Roman Polanski's take on the Ira Levin novel is less horror and more paranoia, but man, oh, man, is it a paranoiac's wet dream. Atmospheric and expertly paced, Rosemary's Baby is too often overlooked as a great film because its title and plot are so ensconced in popular culture. While the central plot point has Satan planting his seed in pasty-faced Mia Farrow, Polanski elicits the real frights by exploiting our more mundane suspicions: the divide between generations, the nosy neighbors and the aloof spouse.
6. Halloween (1978)
While John Carpenter's mad slasher flick is mask and shoulders better than the craptacular imitators, it's no masterpiece. The director goes a bit overboard with the p.o.v. shots, Nancy Loomis underacts, Donald Pleasence overacts and the premise -- crazy guy torments trio of babysitters -- is pure drive-in fare. But Halloween was the first movie I remember seeing in the theater that completely flipped me out. It was my Cinema Paradiso moment, a dying-to-be-scared 13 year old in a theater filled with freaked-out teens and adolescents certain that we were all being let in on the most twisted of collective nightmares. All that, and P.J. Soles' bare boobies.
5. The Ring (2002)
Not so much a remake as an English-language do-over, this Hollywood take on the 1998 Japanese horror flick Ringu scores with the visual themes of water, TV static and a cursed videotape that looks like outtakes from a Nine Inch Nails music video.
4. The Mothman Prophecies (2002)
A woefully underappreciated chillfest, director Mark Pellington performs the amazing feat of making even Chap Stick disturbing.
3. The Sixth Sense (1999)
Not a through-and-through horror film, but M. Night Shyamalan's directorial debut is as spooky a ghost story as they come. In this story of a kid who -- c'mon, say it with me -- can see dead people, Shyamalan wrings the maximum chills from Philadelphia, a city undoubtedly teeming with apparitions of all kinds. Once the temperature drops, the ghosts appear for scenes simultaneously creepy and morbidly humorous: the teenager with a head wound offering to show his dad's gun, the domestic abuse victim rummaging through the kitchen for a knife. Just because The Sixth Sense has been absorbed by the zeitgeist doesn't make it any less terrific.
2. The Shining (1980)

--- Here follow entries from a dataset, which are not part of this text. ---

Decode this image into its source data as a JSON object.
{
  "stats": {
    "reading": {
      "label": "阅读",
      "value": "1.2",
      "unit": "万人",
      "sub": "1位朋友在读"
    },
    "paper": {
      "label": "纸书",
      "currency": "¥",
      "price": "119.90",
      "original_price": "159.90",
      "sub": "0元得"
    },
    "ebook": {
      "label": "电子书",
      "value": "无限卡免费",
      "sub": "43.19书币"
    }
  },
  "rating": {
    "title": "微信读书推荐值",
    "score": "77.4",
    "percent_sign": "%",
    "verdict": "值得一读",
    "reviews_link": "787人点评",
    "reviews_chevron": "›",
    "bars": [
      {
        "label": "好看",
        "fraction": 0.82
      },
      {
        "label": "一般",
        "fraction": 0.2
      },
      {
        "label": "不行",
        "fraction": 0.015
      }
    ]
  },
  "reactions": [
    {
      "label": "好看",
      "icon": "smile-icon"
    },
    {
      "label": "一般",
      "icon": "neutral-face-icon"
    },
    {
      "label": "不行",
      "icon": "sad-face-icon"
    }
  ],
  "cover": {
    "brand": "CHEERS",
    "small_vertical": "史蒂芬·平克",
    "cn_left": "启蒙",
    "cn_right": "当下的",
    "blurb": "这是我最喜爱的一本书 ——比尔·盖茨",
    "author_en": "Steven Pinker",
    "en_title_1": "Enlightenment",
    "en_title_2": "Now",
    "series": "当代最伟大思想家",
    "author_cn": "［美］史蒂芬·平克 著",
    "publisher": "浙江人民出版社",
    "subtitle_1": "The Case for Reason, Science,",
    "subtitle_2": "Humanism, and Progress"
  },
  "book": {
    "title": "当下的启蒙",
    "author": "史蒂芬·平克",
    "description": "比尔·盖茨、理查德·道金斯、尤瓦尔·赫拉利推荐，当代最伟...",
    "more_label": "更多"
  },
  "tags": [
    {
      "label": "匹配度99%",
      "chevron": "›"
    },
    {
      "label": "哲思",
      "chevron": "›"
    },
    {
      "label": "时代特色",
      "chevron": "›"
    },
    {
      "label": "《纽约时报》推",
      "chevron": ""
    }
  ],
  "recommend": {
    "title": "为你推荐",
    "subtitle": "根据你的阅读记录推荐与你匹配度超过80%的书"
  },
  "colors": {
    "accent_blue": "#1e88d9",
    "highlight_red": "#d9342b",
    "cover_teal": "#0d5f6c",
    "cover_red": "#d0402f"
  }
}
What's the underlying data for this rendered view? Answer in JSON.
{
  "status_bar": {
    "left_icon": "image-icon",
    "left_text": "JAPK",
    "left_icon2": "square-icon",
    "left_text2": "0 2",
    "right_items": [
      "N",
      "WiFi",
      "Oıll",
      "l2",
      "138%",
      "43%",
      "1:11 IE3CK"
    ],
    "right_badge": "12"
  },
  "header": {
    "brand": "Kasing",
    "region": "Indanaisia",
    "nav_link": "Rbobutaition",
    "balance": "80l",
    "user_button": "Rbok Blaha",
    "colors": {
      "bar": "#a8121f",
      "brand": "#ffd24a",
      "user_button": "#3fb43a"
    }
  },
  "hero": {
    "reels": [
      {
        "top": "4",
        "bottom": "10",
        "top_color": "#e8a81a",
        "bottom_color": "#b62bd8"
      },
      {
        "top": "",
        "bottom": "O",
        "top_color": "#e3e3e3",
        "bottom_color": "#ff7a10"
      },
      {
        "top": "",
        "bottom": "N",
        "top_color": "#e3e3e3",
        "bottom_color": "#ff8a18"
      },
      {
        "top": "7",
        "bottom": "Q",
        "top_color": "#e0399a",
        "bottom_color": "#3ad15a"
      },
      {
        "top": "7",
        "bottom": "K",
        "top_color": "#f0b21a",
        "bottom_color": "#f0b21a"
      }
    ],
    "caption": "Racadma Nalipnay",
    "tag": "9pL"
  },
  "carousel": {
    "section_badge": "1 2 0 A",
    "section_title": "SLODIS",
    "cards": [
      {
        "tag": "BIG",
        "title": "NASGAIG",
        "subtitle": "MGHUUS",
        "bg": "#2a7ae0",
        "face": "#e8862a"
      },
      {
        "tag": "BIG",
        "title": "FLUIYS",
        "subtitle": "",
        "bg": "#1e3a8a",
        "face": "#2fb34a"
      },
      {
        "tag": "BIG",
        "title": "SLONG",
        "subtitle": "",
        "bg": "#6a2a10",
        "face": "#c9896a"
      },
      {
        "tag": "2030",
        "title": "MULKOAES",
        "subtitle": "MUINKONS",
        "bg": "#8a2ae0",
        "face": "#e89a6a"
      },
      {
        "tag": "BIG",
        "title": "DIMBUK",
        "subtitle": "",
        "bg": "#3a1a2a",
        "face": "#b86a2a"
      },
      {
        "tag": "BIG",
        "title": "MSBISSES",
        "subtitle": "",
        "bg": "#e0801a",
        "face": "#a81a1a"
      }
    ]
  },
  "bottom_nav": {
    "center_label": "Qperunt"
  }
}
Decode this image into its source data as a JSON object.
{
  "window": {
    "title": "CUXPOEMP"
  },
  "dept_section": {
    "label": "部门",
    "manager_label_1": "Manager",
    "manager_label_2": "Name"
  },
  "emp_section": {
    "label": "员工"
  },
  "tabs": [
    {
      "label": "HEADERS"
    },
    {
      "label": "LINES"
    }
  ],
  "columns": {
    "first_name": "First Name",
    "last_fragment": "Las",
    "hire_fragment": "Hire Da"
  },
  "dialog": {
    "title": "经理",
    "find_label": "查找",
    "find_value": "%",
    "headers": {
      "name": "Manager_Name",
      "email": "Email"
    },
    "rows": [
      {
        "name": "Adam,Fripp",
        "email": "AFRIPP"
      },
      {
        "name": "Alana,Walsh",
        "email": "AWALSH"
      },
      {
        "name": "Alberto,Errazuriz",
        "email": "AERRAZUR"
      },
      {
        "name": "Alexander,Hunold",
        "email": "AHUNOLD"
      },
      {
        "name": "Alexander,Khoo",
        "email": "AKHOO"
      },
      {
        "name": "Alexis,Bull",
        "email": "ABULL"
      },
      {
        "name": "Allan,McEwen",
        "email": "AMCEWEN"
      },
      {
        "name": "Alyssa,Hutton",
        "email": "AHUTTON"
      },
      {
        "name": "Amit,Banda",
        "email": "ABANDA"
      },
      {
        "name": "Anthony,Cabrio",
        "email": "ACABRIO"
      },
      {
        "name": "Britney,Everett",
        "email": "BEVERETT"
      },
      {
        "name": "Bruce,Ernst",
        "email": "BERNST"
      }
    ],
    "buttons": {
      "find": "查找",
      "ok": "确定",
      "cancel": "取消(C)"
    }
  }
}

"Play with us, Danny ... play with us. Forever and ever and ever." Christ, Almigty -- if there's one thing I don't like, it's creepy twin girls who've been hacked to pieces by their dad and still insist on hanging around. The only thing worse? Well, possibly a long-legged nude woman in a bathtub who turns out to be a fleshy old crone. Talk about beer goggles. Stanley Kubrick's masterpiece of mood and pace is a far cry from the Stephen King novel on which it's based, but the cinematic Shining is brilliant on its own terms. And scenery-chewin' Jack Nicholson is a gas, gas, gas.
1. The Exorcist (1973)
Pound for pound, still the horror champ in my book. I know it's considered cool these days to scoff at some of the film's dated special effects -- the levitating body, the bed thumping wildly against the floor, etc. -- but William Friedkin's unblinking, almost documentarian approach to the William Peter Blatty novel still gives me the willies. Ellen Burstyn and Jason Miller are excellent, and Captain Howdy is one bad mofo.
By the way, MDC has his own -- and rather impressive -- list over at Manifest Density.